Also, when a person dies without a will, their property and possessions will be distributed in accordance with state intestacy laws. The state of Nevada will only distribute possessions to a spouse and/or children. It will not grant children from estranged marriages or other family members outside of the immediate family any property. However, the creator of a will -- also called the testator -- can make ensure they receive possessions and property by including them in the will.
The Duty of Executors
In order for a will to be executed, the testator must choose an executor to make sure their wishes are properly carried out. Nevada law doesn't require that an executor is an attorney. Whomever the executor is, that individual has a fiduciary duty to the beneficiaries of the estate and is supposed to fulfill the wishes of the deceased honestly and diligently. Depending on the complexity of the will, an executor may have the duty of resolving the following issues:
- Wrapping up the deceased's affairs
- Setting up an account for the estate
- Finishing ongoing payments of the deceased
- Finding assets

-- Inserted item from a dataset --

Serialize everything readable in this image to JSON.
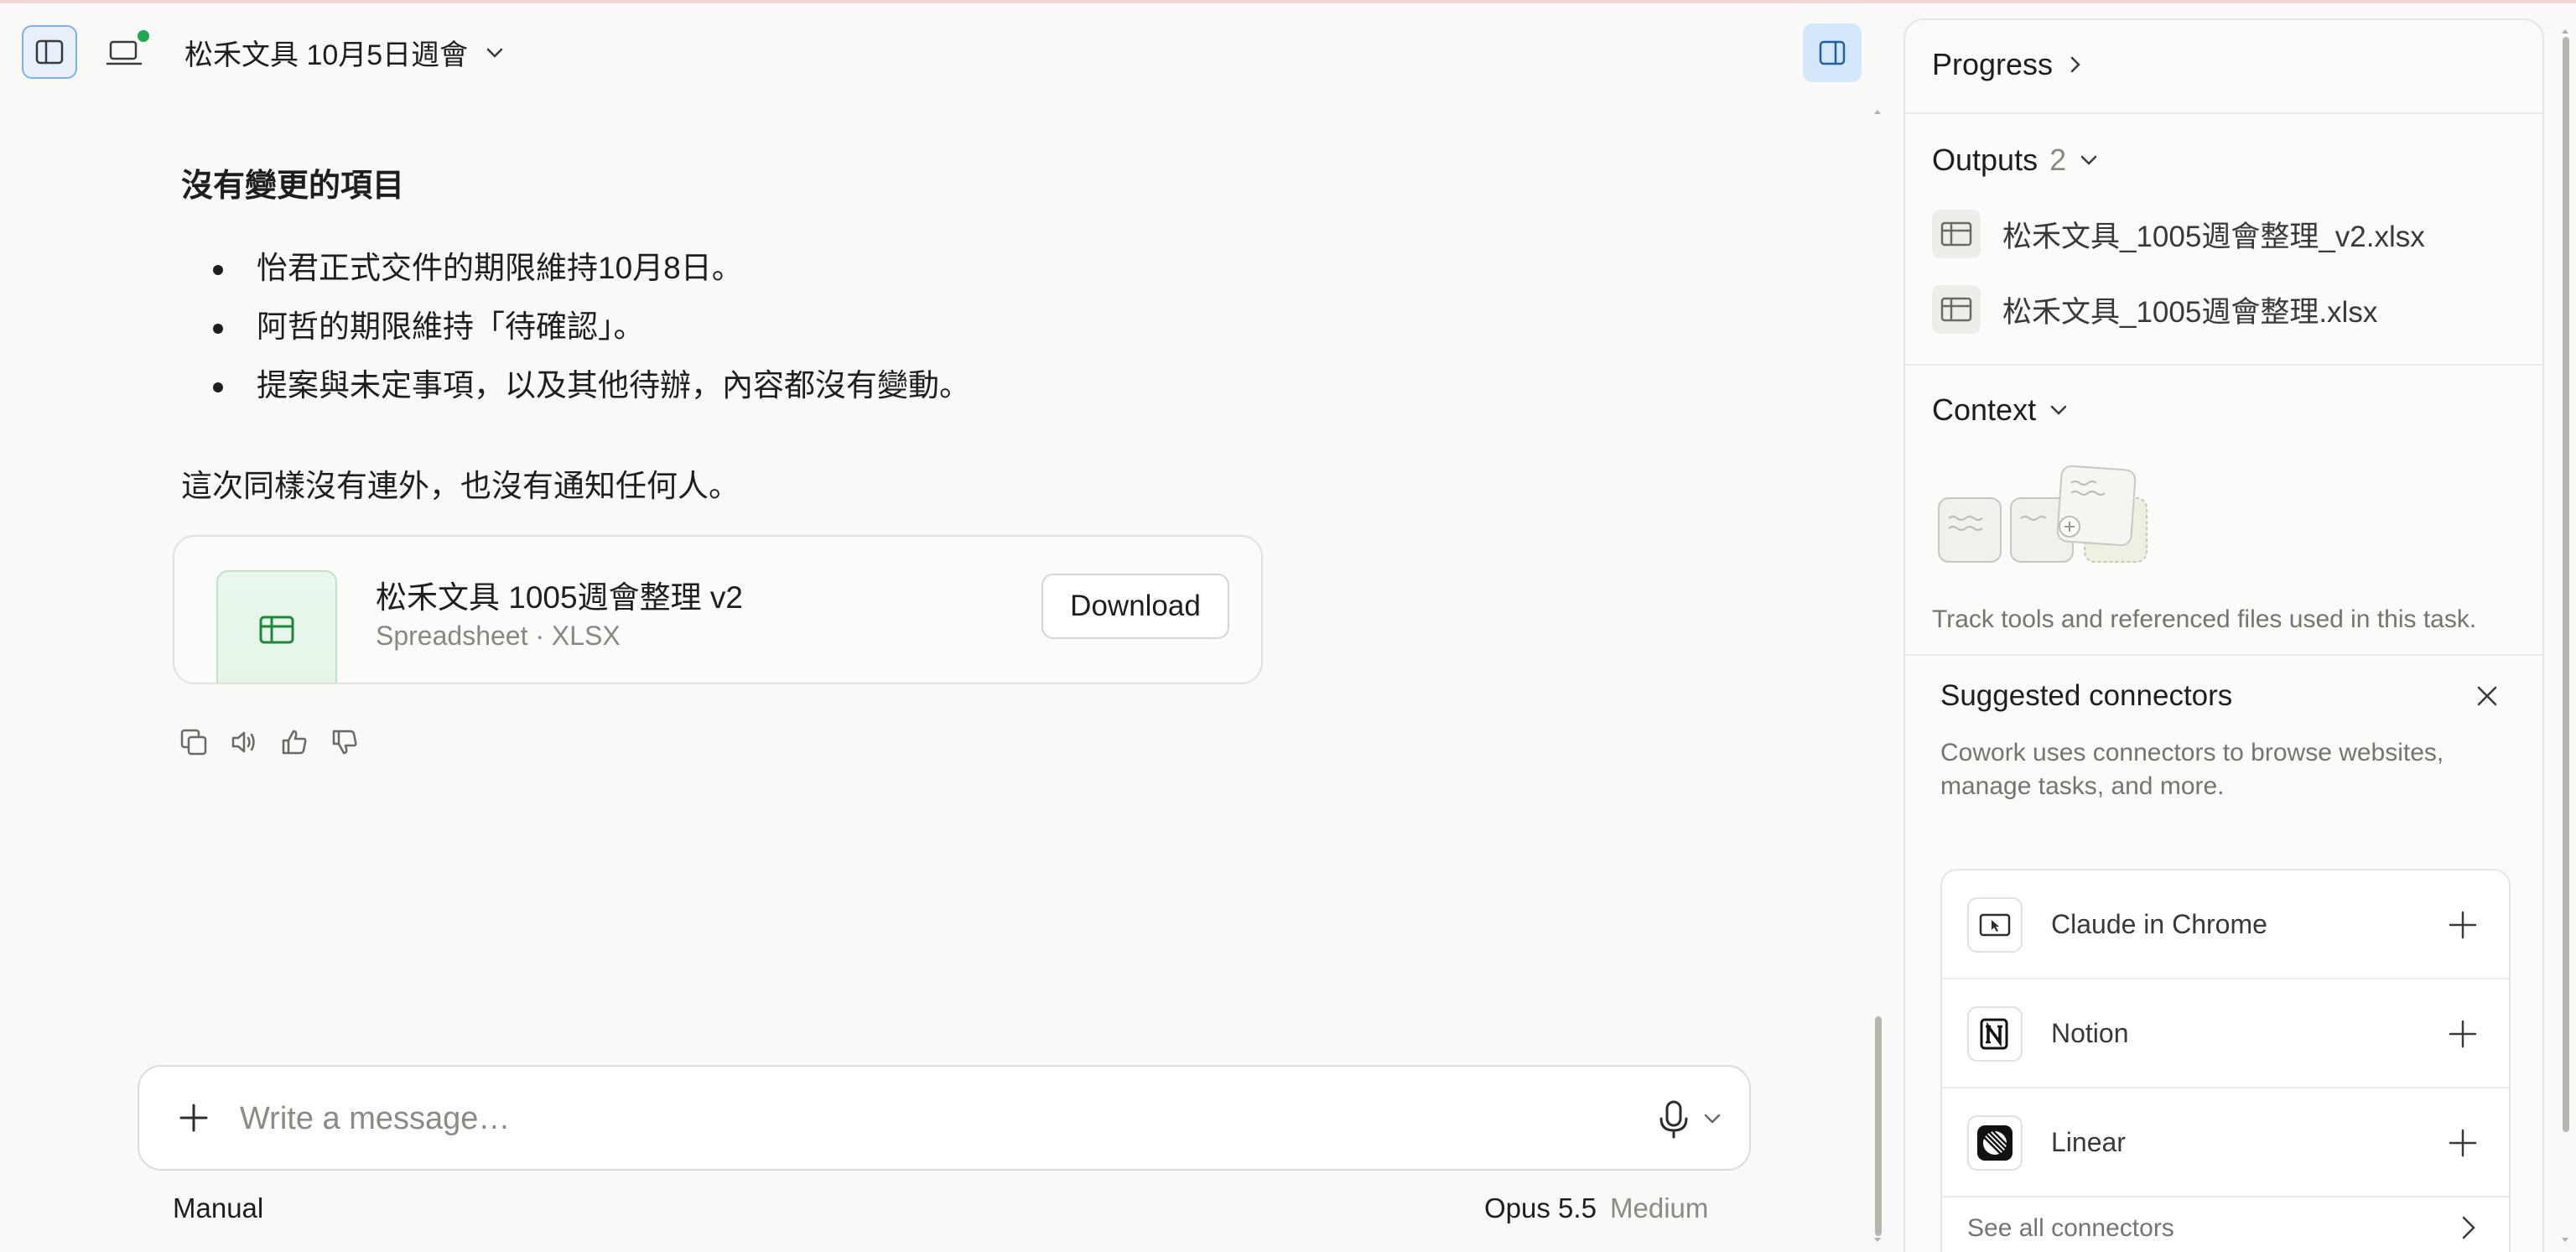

- Contacting those named in the will to inherit property
- Paying off debt
- Ensuring the will is filed in probate court / or determining if probate court is necessary
- Ensuring that the property is properly distributed
Picking an executor that is responsible enough to carry out these duties is a benefit to an estate and can help ensure that things run smoothly. In addition, it is important for anyone taking on the role of executor to be aware that if they do not manage the estate properly, they can be held personally liable for their mismanagement.
Experienced Nevada Will Attorneys
The creation of a will and other estate planning tools will undoubtedly make the aftermath of your passing much less stressful for your family. The estate planning lawyers at Jacks Law Group are available to answer questions about wills and the Nevada estate laws in place that will help you carry out your wishes. Contact us today for a free consultation.